This all builds to the climax when Edward and Susan finally meet for the first time since the end of their relationship. Before she goes to meet him she removes her fancy jewelry, her wedding ring especially, and wipes off her makeup signifying that she is done with the life she has led up to this point and is ready to begin again with Edward. She arrives at the restaurant and waits for him to arrive. She waits, and she waits, and she waits. Hours go by and then both her and the audience realize that he's never going to show up. And that was the point of the film. He hated her. He hated her for cheating on him, for taking away his child, for taking away his idea of a family and for not believing in him as an artist and as a husband. All this made him colder and more calculated just like her and he uses his talent to craft a story to convey how their relationship made him feel. Edward doesn't literally die like in his story but Edwards old self, the ignorant innocent artist has been destroyed. That's why it's important in the story that Tony shoots himself rather than have Ray do it. It wasn't Susan that decided to kill Edward, it was Edward that decided to kill Edward after all he had lost. This whole story was a way of Edward telling Susan that he is a great artist and he will hurt her with it. Perhaps if he had stayed with Edward she would be fulfilled in life. This was Edwards way of overcoming what had been done to him and telling her that his experience made him a stronger person and a stronger artist.
Edward's using the story of Tony to not only express and express the pain he felt at losing Susan but also fantasize about the revenge he would take on her, her husband and her mother. The novel is an act of catharsis.

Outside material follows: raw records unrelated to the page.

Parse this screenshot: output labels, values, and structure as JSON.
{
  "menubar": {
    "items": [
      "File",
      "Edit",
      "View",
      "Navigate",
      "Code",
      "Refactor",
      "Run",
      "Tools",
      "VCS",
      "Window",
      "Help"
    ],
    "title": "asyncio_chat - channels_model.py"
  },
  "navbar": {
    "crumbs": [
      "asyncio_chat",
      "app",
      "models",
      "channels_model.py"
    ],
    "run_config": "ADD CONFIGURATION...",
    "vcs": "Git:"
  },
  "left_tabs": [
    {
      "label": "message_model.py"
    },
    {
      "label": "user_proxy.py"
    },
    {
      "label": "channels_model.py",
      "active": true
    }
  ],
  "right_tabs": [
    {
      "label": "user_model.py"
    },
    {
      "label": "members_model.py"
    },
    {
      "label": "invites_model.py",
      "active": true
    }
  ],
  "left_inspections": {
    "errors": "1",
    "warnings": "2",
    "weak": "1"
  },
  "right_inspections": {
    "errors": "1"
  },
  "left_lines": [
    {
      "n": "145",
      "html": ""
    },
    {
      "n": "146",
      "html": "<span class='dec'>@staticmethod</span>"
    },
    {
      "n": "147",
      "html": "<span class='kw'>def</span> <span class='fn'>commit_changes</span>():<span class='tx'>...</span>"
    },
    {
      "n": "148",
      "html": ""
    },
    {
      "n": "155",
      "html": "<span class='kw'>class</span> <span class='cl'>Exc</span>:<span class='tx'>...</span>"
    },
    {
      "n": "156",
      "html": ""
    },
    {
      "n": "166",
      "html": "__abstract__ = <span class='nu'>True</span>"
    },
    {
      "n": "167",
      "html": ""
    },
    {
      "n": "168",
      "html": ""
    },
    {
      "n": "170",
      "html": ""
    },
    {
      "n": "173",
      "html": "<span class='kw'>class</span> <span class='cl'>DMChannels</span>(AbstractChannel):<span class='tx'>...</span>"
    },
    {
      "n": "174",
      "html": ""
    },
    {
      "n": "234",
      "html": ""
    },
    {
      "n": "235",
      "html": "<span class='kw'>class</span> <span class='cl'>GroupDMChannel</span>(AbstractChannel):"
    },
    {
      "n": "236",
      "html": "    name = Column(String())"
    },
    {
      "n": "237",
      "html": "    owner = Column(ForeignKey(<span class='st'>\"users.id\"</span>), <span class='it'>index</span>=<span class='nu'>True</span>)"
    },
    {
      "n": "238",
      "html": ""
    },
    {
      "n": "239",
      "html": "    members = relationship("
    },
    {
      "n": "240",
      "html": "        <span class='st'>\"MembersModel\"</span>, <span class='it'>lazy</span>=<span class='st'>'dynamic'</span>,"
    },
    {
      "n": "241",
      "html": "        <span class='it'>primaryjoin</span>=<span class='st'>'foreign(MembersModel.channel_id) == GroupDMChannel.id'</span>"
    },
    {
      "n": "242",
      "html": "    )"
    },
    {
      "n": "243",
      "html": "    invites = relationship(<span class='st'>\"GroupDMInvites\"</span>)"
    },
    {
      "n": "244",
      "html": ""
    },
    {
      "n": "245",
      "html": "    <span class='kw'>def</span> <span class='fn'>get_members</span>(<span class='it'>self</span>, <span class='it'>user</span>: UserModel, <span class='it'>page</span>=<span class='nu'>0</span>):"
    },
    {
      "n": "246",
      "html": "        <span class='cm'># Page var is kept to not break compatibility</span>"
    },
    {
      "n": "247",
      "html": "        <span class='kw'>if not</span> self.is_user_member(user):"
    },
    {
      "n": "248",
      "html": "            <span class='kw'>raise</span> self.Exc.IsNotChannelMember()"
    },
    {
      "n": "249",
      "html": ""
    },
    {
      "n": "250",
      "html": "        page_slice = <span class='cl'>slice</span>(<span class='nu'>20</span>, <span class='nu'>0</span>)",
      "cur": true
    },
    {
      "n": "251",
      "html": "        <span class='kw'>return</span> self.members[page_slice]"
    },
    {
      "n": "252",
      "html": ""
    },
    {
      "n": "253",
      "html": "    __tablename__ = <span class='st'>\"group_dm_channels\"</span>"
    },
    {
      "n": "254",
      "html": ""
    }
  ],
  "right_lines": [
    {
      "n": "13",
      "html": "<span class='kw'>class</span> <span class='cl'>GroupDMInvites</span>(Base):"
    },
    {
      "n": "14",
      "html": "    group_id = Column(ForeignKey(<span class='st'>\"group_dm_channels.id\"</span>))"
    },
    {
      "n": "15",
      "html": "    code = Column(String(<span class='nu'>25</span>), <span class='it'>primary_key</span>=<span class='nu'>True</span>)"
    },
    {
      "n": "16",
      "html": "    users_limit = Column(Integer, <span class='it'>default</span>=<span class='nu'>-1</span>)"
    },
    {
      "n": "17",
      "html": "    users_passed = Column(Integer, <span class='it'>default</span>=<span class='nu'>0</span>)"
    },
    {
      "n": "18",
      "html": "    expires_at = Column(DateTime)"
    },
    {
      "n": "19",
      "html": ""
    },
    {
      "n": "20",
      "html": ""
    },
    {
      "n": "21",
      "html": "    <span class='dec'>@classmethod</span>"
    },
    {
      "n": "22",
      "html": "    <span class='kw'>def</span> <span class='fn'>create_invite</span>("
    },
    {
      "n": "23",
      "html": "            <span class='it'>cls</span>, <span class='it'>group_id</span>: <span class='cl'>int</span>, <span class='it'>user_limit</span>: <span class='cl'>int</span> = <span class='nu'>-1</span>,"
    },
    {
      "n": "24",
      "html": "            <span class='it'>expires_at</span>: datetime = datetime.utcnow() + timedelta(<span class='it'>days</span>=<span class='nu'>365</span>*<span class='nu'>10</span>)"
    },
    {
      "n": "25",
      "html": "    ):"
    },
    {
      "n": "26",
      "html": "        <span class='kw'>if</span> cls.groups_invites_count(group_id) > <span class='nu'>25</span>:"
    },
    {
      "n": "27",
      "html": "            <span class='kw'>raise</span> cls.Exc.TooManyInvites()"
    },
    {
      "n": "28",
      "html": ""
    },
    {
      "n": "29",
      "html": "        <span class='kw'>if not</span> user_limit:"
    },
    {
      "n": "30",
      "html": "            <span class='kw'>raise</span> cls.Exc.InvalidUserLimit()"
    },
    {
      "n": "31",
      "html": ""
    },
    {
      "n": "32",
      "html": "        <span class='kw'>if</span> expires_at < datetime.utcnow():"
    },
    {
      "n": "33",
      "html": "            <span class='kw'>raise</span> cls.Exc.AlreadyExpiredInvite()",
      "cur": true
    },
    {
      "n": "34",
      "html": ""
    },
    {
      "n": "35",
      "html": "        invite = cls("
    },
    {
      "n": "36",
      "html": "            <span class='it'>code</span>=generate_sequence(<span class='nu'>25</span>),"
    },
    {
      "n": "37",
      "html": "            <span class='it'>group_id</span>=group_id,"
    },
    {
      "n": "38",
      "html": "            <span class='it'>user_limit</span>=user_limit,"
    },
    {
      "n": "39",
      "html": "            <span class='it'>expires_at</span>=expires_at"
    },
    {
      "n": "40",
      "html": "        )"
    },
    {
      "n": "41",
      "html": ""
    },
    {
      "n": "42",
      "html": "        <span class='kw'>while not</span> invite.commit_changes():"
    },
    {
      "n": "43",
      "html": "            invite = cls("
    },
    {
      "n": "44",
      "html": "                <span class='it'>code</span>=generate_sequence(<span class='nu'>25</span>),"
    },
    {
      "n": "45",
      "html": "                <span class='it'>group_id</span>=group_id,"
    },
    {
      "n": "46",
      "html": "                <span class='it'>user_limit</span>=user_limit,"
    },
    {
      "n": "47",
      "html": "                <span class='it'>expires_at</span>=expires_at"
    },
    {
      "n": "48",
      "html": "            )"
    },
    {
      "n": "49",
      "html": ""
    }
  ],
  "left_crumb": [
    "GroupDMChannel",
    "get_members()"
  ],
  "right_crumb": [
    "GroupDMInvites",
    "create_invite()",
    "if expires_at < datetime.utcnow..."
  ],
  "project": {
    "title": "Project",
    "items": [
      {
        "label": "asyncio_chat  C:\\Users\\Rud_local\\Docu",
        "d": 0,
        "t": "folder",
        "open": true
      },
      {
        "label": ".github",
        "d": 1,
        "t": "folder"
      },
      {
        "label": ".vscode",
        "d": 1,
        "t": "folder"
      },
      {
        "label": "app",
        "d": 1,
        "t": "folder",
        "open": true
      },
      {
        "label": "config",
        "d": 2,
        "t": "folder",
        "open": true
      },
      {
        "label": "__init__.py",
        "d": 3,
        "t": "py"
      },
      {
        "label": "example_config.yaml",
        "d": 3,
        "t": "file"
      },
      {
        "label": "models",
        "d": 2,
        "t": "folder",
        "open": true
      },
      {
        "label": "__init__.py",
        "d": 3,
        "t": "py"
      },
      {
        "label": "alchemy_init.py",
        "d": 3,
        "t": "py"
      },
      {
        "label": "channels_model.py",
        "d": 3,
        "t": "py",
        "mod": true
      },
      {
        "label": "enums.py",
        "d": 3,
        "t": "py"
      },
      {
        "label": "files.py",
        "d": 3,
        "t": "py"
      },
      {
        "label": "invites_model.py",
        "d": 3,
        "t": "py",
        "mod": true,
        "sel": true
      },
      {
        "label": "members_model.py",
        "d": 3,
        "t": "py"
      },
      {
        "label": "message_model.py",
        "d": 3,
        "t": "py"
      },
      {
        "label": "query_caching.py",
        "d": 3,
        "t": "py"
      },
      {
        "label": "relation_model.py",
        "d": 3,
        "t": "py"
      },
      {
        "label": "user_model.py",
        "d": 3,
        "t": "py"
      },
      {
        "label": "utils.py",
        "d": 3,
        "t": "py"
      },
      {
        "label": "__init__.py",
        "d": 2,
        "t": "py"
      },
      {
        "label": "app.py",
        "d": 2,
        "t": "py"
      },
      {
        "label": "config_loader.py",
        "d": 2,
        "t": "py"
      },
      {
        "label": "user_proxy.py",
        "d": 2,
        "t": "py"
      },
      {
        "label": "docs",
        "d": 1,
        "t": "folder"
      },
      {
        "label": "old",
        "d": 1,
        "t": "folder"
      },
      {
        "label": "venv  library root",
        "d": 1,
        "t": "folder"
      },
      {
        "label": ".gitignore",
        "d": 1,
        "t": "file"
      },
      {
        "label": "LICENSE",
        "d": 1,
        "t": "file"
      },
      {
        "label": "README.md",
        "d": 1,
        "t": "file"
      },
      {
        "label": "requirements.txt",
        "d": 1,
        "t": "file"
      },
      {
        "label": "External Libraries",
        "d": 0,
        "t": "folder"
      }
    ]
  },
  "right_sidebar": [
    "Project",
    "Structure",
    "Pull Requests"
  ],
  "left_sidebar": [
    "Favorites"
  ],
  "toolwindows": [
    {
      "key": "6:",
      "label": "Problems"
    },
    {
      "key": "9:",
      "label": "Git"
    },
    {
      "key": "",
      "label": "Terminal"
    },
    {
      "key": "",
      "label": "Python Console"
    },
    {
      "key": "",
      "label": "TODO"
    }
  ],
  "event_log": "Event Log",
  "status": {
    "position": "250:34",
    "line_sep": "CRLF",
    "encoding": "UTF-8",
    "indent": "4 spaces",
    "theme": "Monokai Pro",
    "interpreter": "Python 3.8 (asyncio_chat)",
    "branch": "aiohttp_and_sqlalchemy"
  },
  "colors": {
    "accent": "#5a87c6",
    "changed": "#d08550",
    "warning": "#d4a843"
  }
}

In the end Susan ends up with nothing. She has all the fame and success she wanted earlier in her life but she gets no satisfaction from any of it. Her current husband is cheating on her with another woman, her mother is out of the picture, she has no one to love and no one that loves her back. Edward's novel gives her hope that there might still be someone who cares, someone that can fulfill her in life since nothing else does anymore. Edward gives her this glimmer of hope and then takes it away from her when he doesn't show up at the restaurant. It was the perfect revenge. Everything she had taken from him has now been taken from her. It's not until the very end of the film when you realize what the film was about and the reveal that this was a story of revenge is perhaps one of the most satisfying endings to a film I've seen in a long time. Nocturnal Animals sticks its landing and hits home it's point with grace and eloquence and it's in my opinion a near flawless film.